It’s a very tough diet to manage because it’s so restrictive, and you need to ensure you’re eating a balanced range of nutrients. I don’t recommend anyone trying to manage a dietary changes this big on their own, always work with a nutrition professional.

Think of the low FODMAP diet as a diagnostic tool that is intended to identify food triggers for symptoms of IBS rather than a way of life. In some cases if can allow some healing in the gut so we can reintroduce as much food back into your diet as possible. The low FODMAP diet should not be followed long term because it is too restrictive. The microbes in our gut need fibre and diversity. It’s more healthy for us to eat as varied a diet as possible.

To do this the diet is conducted in 3 phases:

  1. Low FODMAP Phase – 2-6 week
  2. Re-challenge Phase – reintroducing each of the FODMAP groups in a strict way, with washout period in between each group
  3. Adapted low FODMAP Phase – personalise your long term diet and gut health

 

Should you do a low FODMAP diet?

 

It’s important that your digestive symptoms have been checked out by a doctor. If you’re constantly getting constipation, diarrhoea, bloating and pains there could be other diagnoses that your doctor might make so get yourself checked out. These could include coeliac disease, inflammatory bowel disease or colonic cancer.

If you have IBS and want to try making changes to your diet, there are simple changes you can try before a FODMAP diet such as

  • cutting out processed foods especially high fat foods as these can contribute to a leaky gut
  • remove alcohol from your diet
  • restrict caffeine – 1-2 cups of tea or coffee because caffeine can irritiate the digestive system
  • drink water – aim for 8 glasses a day
  • if you’re sensitive to dairy or gluten try cutting either of these out for 4-6 weeks to look for any difference in your symptoms
  • look at your stress levels
  • ensure you’re getting enough sleep – aiming for 8 hours a day

To get support with making any changes to your diet please get in touch – I can help you find the right diet for you!

I'm Anna Mapson, a registered Nutritional Therapist (DipCNM, BANT, CNHC) and creator of online courses:

Goodness Me Nutrition is all about helping you get the best digestion and diet that works for you.

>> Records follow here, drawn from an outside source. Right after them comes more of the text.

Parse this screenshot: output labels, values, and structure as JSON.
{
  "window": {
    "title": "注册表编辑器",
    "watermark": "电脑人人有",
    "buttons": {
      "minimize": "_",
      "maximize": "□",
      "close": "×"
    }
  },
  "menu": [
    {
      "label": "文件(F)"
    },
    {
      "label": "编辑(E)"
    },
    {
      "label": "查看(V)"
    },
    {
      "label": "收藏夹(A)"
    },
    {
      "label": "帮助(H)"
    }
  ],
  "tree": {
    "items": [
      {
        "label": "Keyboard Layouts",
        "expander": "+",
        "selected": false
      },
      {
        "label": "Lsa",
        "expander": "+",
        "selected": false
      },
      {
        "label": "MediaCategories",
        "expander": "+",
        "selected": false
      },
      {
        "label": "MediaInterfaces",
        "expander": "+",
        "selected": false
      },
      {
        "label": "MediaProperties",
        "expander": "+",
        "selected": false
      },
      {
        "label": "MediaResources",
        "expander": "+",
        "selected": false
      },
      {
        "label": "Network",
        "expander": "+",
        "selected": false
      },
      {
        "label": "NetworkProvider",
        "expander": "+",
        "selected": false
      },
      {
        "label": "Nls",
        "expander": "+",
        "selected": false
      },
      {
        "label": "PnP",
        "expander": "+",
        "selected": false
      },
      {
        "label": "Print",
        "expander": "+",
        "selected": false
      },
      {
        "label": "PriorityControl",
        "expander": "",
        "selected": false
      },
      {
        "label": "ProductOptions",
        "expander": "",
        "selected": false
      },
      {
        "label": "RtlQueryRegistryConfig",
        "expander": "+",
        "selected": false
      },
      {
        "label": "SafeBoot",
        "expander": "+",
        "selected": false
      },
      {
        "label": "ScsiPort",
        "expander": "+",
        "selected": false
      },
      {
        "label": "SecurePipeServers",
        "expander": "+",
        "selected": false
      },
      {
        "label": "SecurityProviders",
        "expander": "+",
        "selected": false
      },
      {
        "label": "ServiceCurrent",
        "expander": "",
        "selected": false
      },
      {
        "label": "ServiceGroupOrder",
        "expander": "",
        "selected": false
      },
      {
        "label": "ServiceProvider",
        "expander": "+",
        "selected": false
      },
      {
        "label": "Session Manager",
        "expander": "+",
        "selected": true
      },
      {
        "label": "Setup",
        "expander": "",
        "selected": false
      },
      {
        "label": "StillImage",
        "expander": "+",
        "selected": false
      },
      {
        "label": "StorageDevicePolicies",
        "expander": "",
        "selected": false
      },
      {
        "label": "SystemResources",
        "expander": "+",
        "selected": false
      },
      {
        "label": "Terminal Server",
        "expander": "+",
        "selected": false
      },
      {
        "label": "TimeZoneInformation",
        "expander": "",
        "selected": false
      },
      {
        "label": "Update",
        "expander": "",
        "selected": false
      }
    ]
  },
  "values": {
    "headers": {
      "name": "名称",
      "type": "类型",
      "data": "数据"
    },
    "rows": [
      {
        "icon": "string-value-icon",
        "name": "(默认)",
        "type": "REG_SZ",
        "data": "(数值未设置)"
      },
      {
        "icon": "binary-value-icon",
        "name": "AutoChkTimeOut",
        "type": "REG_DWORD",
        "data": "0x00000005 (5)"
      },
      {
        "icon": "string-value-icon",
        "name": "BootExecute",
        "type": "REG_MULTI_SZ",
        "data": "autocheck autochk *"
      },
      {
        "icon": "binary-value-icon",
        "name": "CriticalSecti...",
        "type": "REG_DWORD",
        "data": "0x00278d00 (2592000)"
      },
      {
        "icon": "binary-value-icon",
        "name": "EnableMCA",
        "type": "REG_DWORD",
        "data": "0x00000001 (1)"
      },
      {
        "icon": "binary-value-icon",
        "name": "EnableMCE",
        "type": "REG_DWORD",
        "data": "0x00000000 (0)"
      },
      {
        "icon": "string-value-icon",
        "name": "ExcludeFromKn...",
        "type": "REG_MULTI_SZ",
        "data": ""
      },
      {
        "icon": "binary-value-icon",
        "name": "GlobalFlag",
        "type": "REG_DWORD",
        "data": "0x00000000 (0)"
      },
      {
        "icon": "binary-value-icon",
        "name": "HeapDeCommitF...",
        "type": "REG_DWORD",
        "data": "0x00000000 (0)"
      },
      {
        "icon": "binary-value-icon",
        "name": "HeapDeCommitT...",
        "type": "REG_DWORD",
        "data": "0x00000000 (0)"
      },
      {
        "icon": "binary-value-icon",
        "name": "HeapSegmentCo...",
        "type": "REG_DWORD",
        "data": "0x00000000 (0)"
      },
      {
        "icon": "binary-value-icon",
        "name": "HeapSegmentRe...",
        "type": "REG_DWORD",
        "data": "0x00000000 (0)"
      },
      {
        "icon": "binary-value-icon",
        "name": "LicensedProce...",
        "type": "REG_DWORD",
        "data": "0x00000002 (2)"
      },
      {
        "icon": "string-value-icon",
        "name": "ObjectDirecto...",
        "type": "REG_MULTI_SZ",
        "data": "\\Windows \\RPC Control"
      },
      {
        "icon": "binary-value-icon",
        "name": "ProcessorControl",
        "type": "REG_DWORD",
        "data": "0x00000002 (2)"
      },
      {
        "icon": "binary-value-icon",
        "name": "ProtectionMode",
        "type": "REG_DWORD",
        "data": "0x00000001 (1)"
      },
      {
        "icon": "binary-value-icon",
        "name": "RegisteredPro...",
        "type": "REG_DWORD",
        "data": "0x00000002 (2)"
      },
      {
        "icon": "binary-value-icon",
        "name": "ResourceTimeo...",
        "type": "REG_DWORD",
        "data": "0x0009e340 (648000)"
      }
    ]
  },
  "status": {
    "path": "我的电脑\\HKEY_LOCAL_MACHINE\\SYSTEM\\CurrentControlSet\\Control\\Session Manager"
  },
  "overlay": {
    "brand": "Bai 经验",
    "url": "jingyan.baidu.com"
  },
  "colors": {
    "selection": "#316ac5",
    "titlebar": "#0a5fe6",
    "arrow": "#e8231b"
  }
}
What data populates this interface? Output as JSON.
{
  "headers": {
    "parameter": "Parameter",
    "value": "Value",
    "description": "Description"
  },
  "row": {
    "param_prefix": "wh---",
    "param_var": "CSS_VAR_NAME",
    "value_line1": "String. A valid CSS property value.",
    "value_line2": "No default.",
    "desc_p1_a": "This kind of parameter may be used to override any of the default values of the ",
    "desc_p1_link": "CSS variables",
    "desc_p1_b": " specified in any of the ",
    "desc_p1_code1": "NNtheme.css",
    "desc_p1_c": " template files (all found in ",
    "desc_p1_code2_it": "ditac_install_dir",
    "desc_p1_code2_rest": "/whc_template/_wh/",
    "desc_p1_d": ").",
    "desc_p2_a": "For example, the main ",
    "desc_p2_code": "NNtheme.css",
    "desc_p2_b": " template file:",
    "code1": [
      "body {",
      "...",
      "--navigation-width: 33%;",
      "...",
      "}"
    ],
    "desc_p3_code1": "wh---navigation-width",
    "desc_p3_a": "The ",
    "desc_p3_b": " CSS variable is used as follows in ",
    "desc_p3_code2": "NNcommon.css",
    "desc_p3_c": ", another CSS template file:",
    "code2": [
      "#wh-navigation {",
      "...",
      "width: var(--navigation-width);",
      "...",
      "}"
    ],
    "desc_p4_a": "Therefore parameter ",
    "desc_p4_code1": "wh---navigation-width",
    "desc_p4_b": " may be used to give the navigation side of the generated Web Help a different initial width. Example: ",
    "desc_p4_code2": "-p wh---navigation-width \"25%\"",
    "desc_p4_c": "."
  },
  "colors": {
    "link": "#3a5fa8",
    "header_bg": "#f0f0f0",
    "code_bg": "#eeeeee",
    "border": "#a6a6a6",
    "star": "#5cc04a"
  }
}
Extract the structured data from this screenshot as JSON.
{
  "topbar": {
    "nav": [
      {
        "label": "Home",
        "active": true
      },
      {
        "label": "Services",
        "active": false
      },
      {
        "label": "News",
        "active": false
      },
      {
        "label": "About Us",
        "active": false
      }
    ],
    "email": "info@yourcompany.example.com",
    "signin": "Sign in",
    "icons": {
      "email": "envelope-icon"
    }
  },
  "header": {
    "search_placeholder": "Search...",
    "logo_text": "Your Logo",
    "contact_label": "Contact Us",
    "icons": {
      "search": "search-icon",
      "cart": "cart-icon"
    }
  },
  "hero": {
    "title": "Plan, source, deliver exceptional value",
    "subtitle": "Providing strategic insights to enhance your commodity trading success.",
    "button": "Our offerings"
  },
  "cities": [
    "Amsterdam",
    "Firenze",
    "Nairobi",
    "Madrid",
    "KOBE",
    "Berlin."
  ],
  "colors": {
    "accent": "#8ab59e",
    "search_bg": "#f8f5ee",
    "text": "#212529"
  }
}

Join my mailing list to stay in touch. 

Improve Your Gut Health - Beat Bloating

Gut Health And The Immune System

Do you feel like you’re constantly run down? Always getting a cold or feeling under the weather? It could be worth looking at your gut health, even if you don’t have any digestive symptoms. Around 70% of our immune system is in the gut, so it...

Nutrition Research – Emulsifiers & Your Gut Health

Emulsifiers - New research in mice that certain types of common food additives can impact the gut permeability, and microbiome, as well as affecting anxiety behaviour.I'm a registered Nutritional Therapist and creator of the 7 Day Gut Reset online course...

Diabetes Diet – How To Eat Well With Diabetes

Firstly let’s break down what we mean by diabetes. Type 1 Diabetes Mellitus is where the pancreas fails to produce insulin due to an autoimmune destruction of the pancreatic cells, and insulin injections are required regularly. People are mostly diagnosed with this...

Nutrition Myth – Eat little & often to lose weight

Is it best to eat lots of small meals to keep up my metabolism?Often I hear people saying they need to eat little and often to keep up their blood sugar balance, and if they don't eat they feel terrible. This used to be me - I was well known for being 'hangry' if I...

The Berry Benefit – how blackberries, blueberries raspberries are good for you

There are lots of benefits to eating berries, but eating them can be messy. You know how blackberries stain your fingers (and clothes!)? The pigment in the berries which stains us, is from something called anthocyanins. These give dark coloured berries their gorgeous...

Do you have social jet lag?

Are you struggling to keep awake this morning after a lovely bank holiday weekend? Did you have to drag yourself out of bed for work after a fun weekend? Maybe you have social jet lag.  Changing our patterns of sleep and eating can cause weight gain, increased insulin...